Problem statement:
For each line of the data below, copy it if it holds the word "chevron".

Records supplied:
= = =

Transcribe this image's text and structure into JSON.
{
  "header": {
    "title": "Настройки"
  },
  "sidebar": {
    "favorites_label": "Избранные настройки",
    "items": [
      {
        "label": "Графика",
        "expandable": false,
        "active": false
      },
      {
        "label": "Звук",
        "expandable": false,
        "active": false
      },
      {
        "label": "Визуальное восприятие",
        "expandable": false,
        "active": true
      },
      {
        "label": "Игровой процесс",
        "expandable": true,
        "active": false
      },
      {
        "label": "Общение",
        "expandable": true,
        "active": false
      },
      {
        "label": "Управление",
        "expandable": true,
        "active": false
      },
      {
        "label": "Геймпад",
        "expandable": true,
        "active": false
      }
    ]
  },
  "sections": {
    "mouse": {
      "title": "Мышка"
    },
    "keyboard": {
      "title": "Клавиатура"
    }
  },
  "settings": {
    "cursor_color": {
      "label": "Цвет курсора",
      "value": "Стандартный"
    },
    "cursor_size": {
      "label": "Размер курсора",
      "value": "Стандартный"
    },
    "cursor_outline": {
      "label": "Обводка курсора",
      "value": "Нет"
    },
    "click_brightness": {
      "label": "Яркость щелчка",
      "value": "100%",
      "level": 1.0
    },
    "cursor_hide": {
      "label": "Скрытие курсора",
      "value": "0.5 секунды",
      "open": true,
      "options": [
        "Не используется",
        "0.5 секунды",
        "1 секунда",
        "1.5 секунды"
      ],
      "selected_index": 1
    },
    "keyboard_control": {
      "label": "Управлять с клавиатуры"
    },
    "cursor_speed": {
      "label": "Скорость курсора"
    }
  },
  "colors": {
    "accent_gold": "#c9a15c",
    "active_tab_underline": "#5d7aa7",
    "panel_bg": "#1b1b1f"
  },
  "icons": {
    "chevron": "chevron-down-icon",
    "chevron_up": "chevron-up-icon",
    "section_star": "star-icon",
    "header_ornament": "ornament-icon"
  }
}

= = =

Task result:
    "chevron": "chevron-down-icon",
    "chevron_up": "chevron-up-icon",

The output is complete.